Assignment
The expected response is an exact repetition of every record, with images excluded.

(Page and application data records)
◇ ◇ ◇ ◇ ◇

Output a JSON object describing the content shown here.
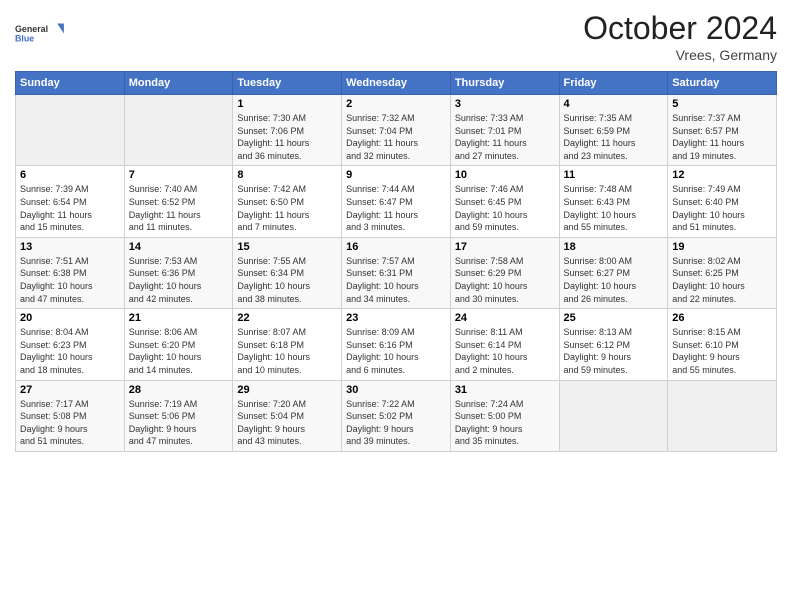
{
  "logo": {
    "line1": "General",
    "line2": "Blue"
  },
  "title": "October 2024",
  "location": "Vrees, Germany",
  "days_of_week": [
    "Sunday",
    "Monday",
    "Tuesday",
    "Wednesday",
    "Thursday",
    "Friday",
    "Saturday"
  ],
  "weeks": [
    [
      {
        "num": "",
        "detail": ""
      },
      {
        "num": "",
        "detail": ""
      },
      {
        "num": "1",
        "detail": "Sunrise: 7:30 AM\nSunset: 7:06 PM\nDaylight: 11 hours\nand 36 minutes."
      },
      {
        "num": "2",
        "detail": "Sunrise: 7:32 AM\nSunset: 7:04 PM\nDaylight: 11 hours\nand 32 minutes."
      },
      {
        "num": "3",
        "detail": "Sunrise: 7:33 AM\nSunset: 7:01 PM\nDaylight: 11 hours\nand 27 minutes."
      },
      {
        "num": "4",
        "detail": "Sunrise: 7:35 AM\nSunset: 6:59 PM\nDaylight: 11 hours\nand 23 minutes."
      },
      {
        "num": "5",
        "detail": "Sunrise: 7:37 AM\nSunset: 6:57 PM\nDaylight: 11 hours\nand 19 minutes."
      }
    ],
    [
      {
        "num": "6",
        "detail": "Sunrise: 7:39 AM\nSunset: 6:54 PM\nDaylight: 11 hours\nand 15 minutes."
      },
      {
        "num": "7",
        "detail": "Sunrise: 7:40 AM\nSunset: 6:52 PM\nDaylight: 11 hours\nand 11 minutes."
      },
      {
        "num": "8",
        "detail": "Sunrise: 7:42 AM\nSunset: 6:50 PM\nDaylight: 11 hours\nand 7 minutes."
      },
      {
        "num": "9",
        "detail": "Sunrise: 7:44 AM\nSunset: 6:47 PM\nDaylight: 11 hours\nand 3 minutes."
      },
      {
        "num": "10",
        "detail": "Sunrise: 7:46 AM\nSunset: 6:45 PM\nDaylight: 10 hours\nand 59 minutes."
      },
      {
        "num": "11",
        "detail": "Sunrise: 7:48 AM\nSunset: 6:43 PM\nDaylight: 10 hours\nand 55 minutes."
      },
      {
        "num": "12",
        "detail": "Sunrise: 7:49 AM\nSunset: 6:40 PM\nDaylight: 10 hours\nand 51 minutes."
      }
    ],
    [
      {
        "num": "13",
        "detail": "Sunrise: 7:51 AM\nSunset: 6:38 PM\nDaylight: 10 hours\nand 47 minutes."
      },
      {
        "num": "14",
        "detail": "Sunrise: 7:53 AM\nSunset: 6:36 PM\nDaylight: 10 hours\nand 42 minutes."
      },
      {
        "num": "15",
        "detail": "Sunrise: 7:55 AM\nSunset: 6:34 PM\nDaylight: 10 hours\nand 38 minutes."
      },
      {
        "num": "16",
        "detail": "Sunrise: 7:57 AM\nSunset: 6:31 PM\nDaylight: 10 hours\nand 34 minutes."
      },
      {
        "num": "17",
        "detail": "Sunrise: 7:58 AM\nSunset: 6:29 PM\nDaylight: 10 hours\nand 30 minutes."
      },
      {
        "num": "18",
        "detail": "Sunrise: 8:00 AM\nSunset: 6:27 PM\nDaylight: 10 hours\nand 26 minutes."
      },
      {
        "num": "19",
        "detail": "Sunrise: 8:02 AM\nSunset: 6:25 PM\nDaylight: 10 hours\nand 22 minutes."
      }
    ],
    [
      {
        "num": "20",
        "detail": "Sunrise: 8:04 AM\nSunset: 6:23 PM\nDaylight: 10 hours\nand 18 minutes."
      },
      {
        "num": "21",
        "detail": "Sunrise: 8:06 AM\nSunset: 6:20 PM\nDaylight: 10 hours\nand 14 minutes."
      },
      {
        "num": "22",
        "detail": "Sunrise: 8:07 AM\nSunset: 6:18 PM\nDaylight: 10 hours\nand 10 minutes."
      },
      {
        "num": "23",
        "detail": "Sunrise: 8:09 AM\nSunset: 6:16 PM\nDaylight: 10 hours\nand 6 minutes."
      },
      {
        "num": "24",
        "detail": "Sunrise: 8:11 AM\nSunset: 6:14 PM\nDaylight: 10 hours\nand 2 minutes."
      },
      {
        "num": "25",
        "detail": "Sunrise: 8:13 AM\nSunset: 6:12 PM\nDaylight: 9 hours\nand 59 minutes."
      },
      {
        "num": "26",
        "detail": "Sunrise: 8:15 AM\nSunset: 6:10 PM\nDaylight: 9 hours\nand 55 minutes."
      }
    ],
    [
      {
        "num": "27",
        "detail": "Sunrise: 7:17 AM\nSunset: 5:08 PM\nDaylight: 9 hours\nand 51 minutes."
      },
      {
        "num": "28",
        "detail": "Sunrise: 7:19 AM\nSunset: 5:06 PM\nDaylight: 9 hours\nand 47 minutes."
      },
      {
        "num": "29",
        "detail": "Sunrise: 7:20 AM\nSunset: 5:04 PM\nDaylight: 9 hours\nand 43 minutes."
      },
      {
        "num": "30",
        "detail": "Sunrise: 7:22 AM\nSunset: 5:02 PM\nDaylight: 9 hours\nand 39 minutes."
      },
      {
        "num": "31",
        "detail": "Sunrise: 7:24 AM\nSunset: 5:00 PM\nDaylight: 9 hours\nand 35 minutes."
      },
      {
        "num": "",
        "detail": ""
      },
      {
        "num": "",
        "detail": ""
      }
    ]
  ]
}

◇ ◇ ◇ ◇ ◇

Exercise answer
Output a JSON object describing the content shown here.
{
  "logo": {
    "line1": "General",
    "line2": "Blue"
  },
  "title": "October 2024",
  "location": "Vrees, Germany",
  "days_of_week": [
    "Sunday",
    "Monday",
    "Tuesday",
    "Wednesday",
    "Thursday",
    "Friday",
    "Saturday"
  ],
  "weeks": [
    [
      {
        "num": "",
        "detail": ""
      },
      {
        "num": "",
        "detail": ""
      },
      {
        "num": "1",
        "detail": "Sunrise: 7:30 AM\nSunset: 7:06 PM\nDaylight: 11 hours\nand 36 minutes."
      },
      {
        "num": "2",
        "detail": "Sunrise: 7:32 AM\nSunset: 7:04 PM\nDaylight: 11 hours\nand 32 minutes."
      },
      {
        "num": "3",
        "detail": "Sunrise: 7:33 AM\nSunset: 7:01 PM\nDaylight: 11 hours\nand 27 minutes."
      },
      {
        "num": "4",
        "detail": "Sunrise: 7:35 AM\nSunset: 6:59 PM\nDaylight: 11 hours\nand 23 minutes."
      },
      {
        "num": "5",
        "detail": "Sunrise: 7:37 AM\nSunset: 6:57 PM\nDaylight: 11 hours\nand 19 minutes."
      }
    ],
    [
      {
        "num": "6",
        "detail": "Sunrise: 7:39 AM\nSunset: 6:54 PM\nDaylight: 11 hours\nand 15 minutes."
      },
      {
        "num": "7",
        "detail": "Sunrise: 7:40 AM\nSunset: 6:52 PM\nDaylight: 11 hours\nand 11 minutes."
      },
      {
        "num": "8",
        "detail": "Sunrise: 7:42 AM\nSunset: 6:50 PM\nDaylight: 11 hours\nand 7 minutes."
      },
      {
        "num": "9",
        "detail": "Sunrise: 7:44 AM\nSunset: 6:47 PM\nDaylight: 11 hours\nand 3 minutes."
      },
      {
        "num": "10",
        "detail": "Sunrise: 7:46 AM\nSunset: 6:45 PM\nDaylight: 10 hours\nand 59 minutes."
      },
      {
        "num": "11",
        "detail": "Sunrise: 7:48 AM\nSunset: 6:43 PM\nDaylight: 10 hours\nand 55 minutes."
      },
      {
        "num": "12",
        "detail": "Sunrise: 7:49 AM\nSunset: 6:40 PM\nDaylight: 10 hours\nand 51 minutes."
      }
    ],
    [
      {
        "num": "13",
        "detail": "Sunrise: 7:51 AM\nSunset: 6:38 PM\nDaylight: 10 hours\nand 47 minutes."
      },
      {
        "num": "14",
        "detail": "Sunrise: 7:53 AM\nSunset: 6:36 PM\nDaylight: 10 hours\nand 42 minutes."
      },
      {
        "num": "15",
        "detail": "Sunrise: 7:55 AM\nSunset: 6:34 PM\nDaylight: 10 hours\nand 38 minutes."
      },
      {
        "num": "16",
        "detail": "Sunrise: 7:57 AM\nSunset: 6:31 PM\nDaylight: 10 hours\nand 34 minutes."
      },
      {
        "num": "17",
        "detail": "Sunrise: 7:58 AM\nSunset: 6:29 PM\nDaylight: 10 hours\nand 30 minutes."
      },
      {
        "num": "18",
        "detail": "Sunrise: 8:00 AM\nSunset: 6:27 PM\nDaylight: 10 hours\nand 26 minutes."
      },
      {
        "num": "19",
        "detail": "Sunrise: 8:02 AM\nSunset: 6:25 PM\nDaylight: 10 hours\nand 22 minutes."
      }
    ],
    [
      {
        "num": "20",
        "detail": "Sunrise: 8:04 AM\nSunset: 6:23 PM\nDaylight: 10 hours\nand 18 minutes."
      },
      {
        "num": "21",
        "detail": "Sunrise: 8:06 AM\nSunset: 6:20 PM\nDaylight: 10 hours\nand 14 minutes."
      },
      {
        "num": "22",
        "detail": "Sunrise: 8:07 AM\nSunset: 6:18 PM\nDaylight: 10 hours\nand 10 minutes."
      },
      {
        "num": "23",
        "detail": "Sunrise: 8:09 AM\nSunset: 6:16 PM\nDaylight: 10 hours\nand 6 minutes."
      },
      {
        "num": "24",
        "detail": "Sunrise: 8:11 AM\nSunset: 6:14 PM\nDaylight: 10 hours\nand 2 minutes."
      },
      {
        "num": "25",
        "detail": "Sunrise: 8:13 AM\nSunset: 6:12 PM\nDaylight: 9 hours\nand 59 minutes."
      },
      {
        "num": "26",
        "detail": "Sunrise: 8:15 AM\nSunset: 6:10 PM\nDaylight: 9 hours\nand 55 minutes."
      }
    ],
    [
      {
        "num": "27",
        "detail": "Sunrise: 7:17 AM\nSunset: 5:08 PM\nDaylight: 9 hours\nand 51 minutes."
      },
      {
        "num": "28",
        "detail": "Sunrise: 7:19 AM\nSunset: 5:06 PM\nDaylight: 9 hours\nand 47 minutes."
      },
      {
        "num": "29",
        "detail": "Sunrise: 7:20 AM\nSunset: 5:04 PM\nDaylight: 9 hours\nand 43 minutes."
      },
      {
        "num": "30",
        "detail": "Sunrise: 7:22 AM\nSunset: 5:02 PM\nDaylight: 9 hours\nand 39 minutes."
      },
      {
        "num": "31",
        "detail": "Sunrise: 7:24 AM\nSunset: 5:00 PM\nDaylight: 9 hours\nand 35 minutes."
      },
      {
        "num": "",
        "detail": ""
      },
      {
        "num": "",
        "detail": ""
      }
    ]
  ]
}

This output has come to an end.